The main thing fiction has going for it is its lovely lying powers, its deceptive ability. Fiction has, waiting in its wings, bursting at its seams, a host of alien landscapes and evil henchmen and freakish occurrences—why would you avoid that? Why would you not use those fantastic props—all those swords and shit? I don’t get those writers who have a whole blank page in front of them and choose to tell the truth about themselves, to change a name or place here or there and call it fiction. So, was I feeling like one of them—those memoir-masquerading-as-fiction folk? Was that behind the tiny name change, some kind of artistic pride, some kind of guilt over not being fictitious enough?

Similarly, I worry that when this collection comes out, loved (or not-so-loved) ones will suddenly think they’re being written about, in possibly unflattering terms. When you write about a sleazy father, suddenly it’s your sleazy father; when a character has a cheating ex, it’s assumed to be the author’s cheating ex. Again, I blame those memoiry-writers for screwing up the fiction bar, but perhaps I should blame myself, for not making things real-seeming enough? Or wait: fake enough? I’m not sure. But I changed that name, nervous about what someone somewhere might think. And while all the characters in my work are further away than they (hopefully) appear, the “entirely coincidental” part of anyone’s writing is likely untrue.

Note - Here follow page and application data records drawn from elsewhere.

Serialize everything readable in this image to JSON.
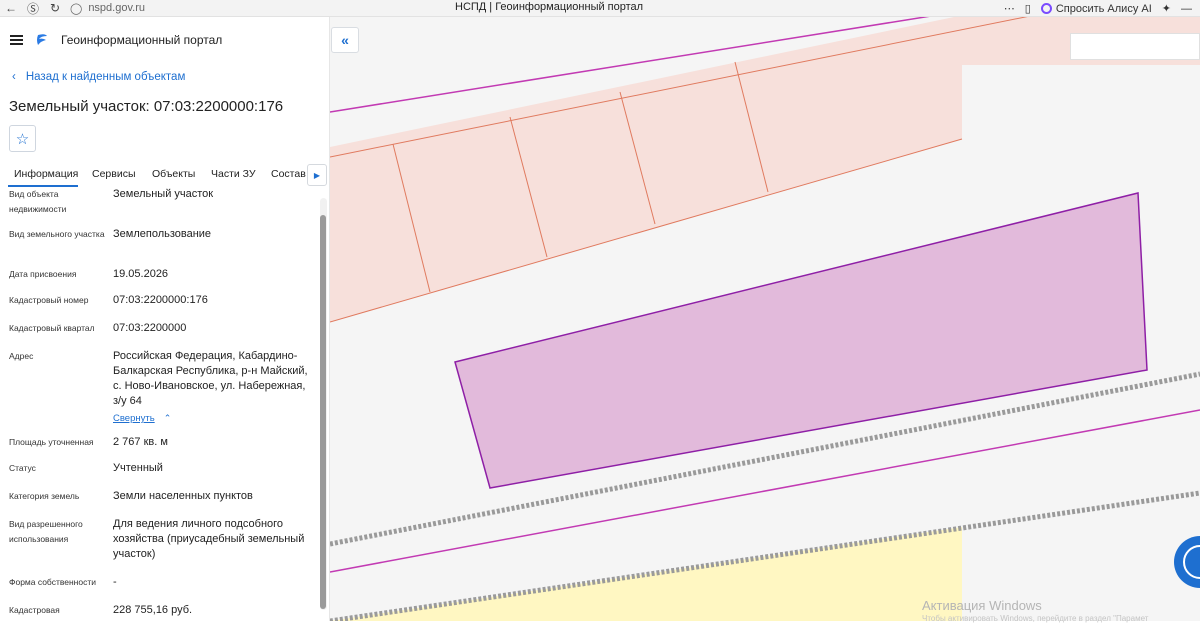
{
  "browser": {
    "url": "nspd.gov.ru",
    "tab_title": "НСПД | Геоинформационный портал",
    "alice_label": "Спросить Алису AI"
  },
  "app": {
    "portal_title": "Геоинформационный портал",
    "back_link": "Назад к найденным объектам",
    "object_title": "Земельный участок: 07:03:2200000:176"
  },
  "tabs": [
    "Информация",
    "Сервисы",
    "Объекты",
    "Части ЗУ",
    "Состав"
  ],
  "attributes": [
    {
      "label": "Вид объекта недвижимости",
      "value": "Земельный участок"
    },
    {
      "label": "Вид земельного участка",
      "value": "Землепользование"
    },
    {
      "label": "Дата присвоения",
      "value": "19.05.2026"
    },
    {
      "label": "Кадастровый номер",
      "value": "07:03:2200000:176"
    },
    {
      "label": "Кадастровый квартал",
      "value": "07:03:2200000"
    },
    {
      "label": "Адрес",
      "value": "Российская Федерация, Кабардино-Балкарская Республика, р-н Майский, с. Ново-Ивановское, ул. Набережная, з/у 64"
    },
    {
      "label": "Площадь уточненная",
      "value": "2 767 кв. м"
    },
    {
      "label": "Статус",
      "value": "Учтенный"
    },
    {
      "label": "Категория земель",
      "value": "Земли населенных пунктов"
    },
    {
      "label": "Вид разрешенного использования",
      "value": "Для ведения личного подсобного хозяйства (приусадебный земельный участок)"
    },
    {
      "label": "Форма собственности",
      "value": "-"
    },
    {
      "label": "Кадастровая",
      "value": "228 755,16 руб."
    }
  ],
  "address_collapse": "Свернуть",
  "watermark": {
    "line1": "Активация Windows",
    "line2": "Чтобы активировать Windows, перейдите в раздел \"Парамет"
  },
  "colors": {
    "accent": "#1e6fd0",
    "selected_parcel_fill": "#e0b4d8",
    "selected_parcel_stroke": "#8e1fa6",
    "neighbor_fill": "#f7e0db",
    "neighbor_stroke": "#e07a5f",
    "road_line": "#c23ab3"
  }
}
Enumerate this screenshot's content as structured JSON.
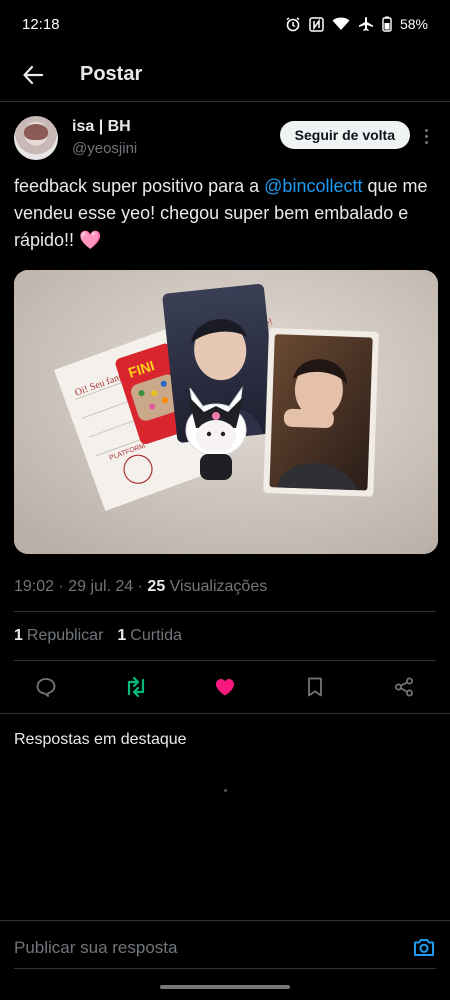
{
  "status_bar": {
    "time": "12:18",
    "battery": "58%",
    "icons": [
      "alarm-icon",
      "nfc-icon",
      "wifi-icon",
      "airplane-icon",
      "battery-icon"
    ]
  },
  "nav": {
    "title": "Postar",
    "back_icon": "arrow-left-icon"
  },
  "author": {
    "name": "isa | BH",
    "handle": "@yeosjini",
    "follow_label": "Seguir de volta"
  },
  "tweet": {
    "text_before": "feedback super positivo para a ",
    "mention": "@bincollectt",
    "text_after": " que me vendeu esse yeo! chegou super bem embalado e rápido!! ",
    "emoji": "🩷"
  },
  "media": {
    "note_text": "Oi! Seu fanpage... Obrigada pela compra, divirta-se!",
    "note_brand": "PLATFORM",
    "candy_label": "FINI"
  },
  "meta": {
    "time": "19:02",
    "date": "29 jul. 24",
    "views_count": "25",
    "views_label": "Visualizações"
  },
  "stats": {
    "reposts_count": "1",
    "reposts_label": "Republicar",
    "likes_count": "1",
    "likes_label": "Curtida"
  },
  "actions": [
    "reply-icon",
    "repost-icon",
    "like-icon",
    "bookmark-icon",
    "share-icon"
  ],
  "colors": {
    "accent": "#1d9bf0",
    "repost_active": "#00ba7c",
    "like_active": "#f91880"
  },
  "replies": {
    "heading": "Respostas em destaque"
  },
  "reply_bar": {
    "placeholder": "Publicar sua resposta"
  }
}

Stephen King somewhat famously wrote that “fear is at the root of most bad writing,” a quote I quote often, whenever I go around quoting things. Being worried about who’s gonna think what never helps. But that bit of advice opens up a host of other questions: What exactly am I afraid of? Isn’t fear sometimes good? Doesn’t fear keep you from ripping off “The Metamorphosis,” say? Shouldn’t I be worried that I’m writing like an asshole here, in this blog, or over there, in my story collection? Is my protesting too much about my characters being wholly their own simply coming across as protesting too much? As being disingenuous? Or paranoid? Am I paranoid? Seriously, would that person-whose-name-sounds-like-one-of-my-characters’-names even read my book? What’s wrong with me, anyway? Are other writer-people this obsessed with perception? How come Andrew’s blog last week was so much funnier and on-point than mine?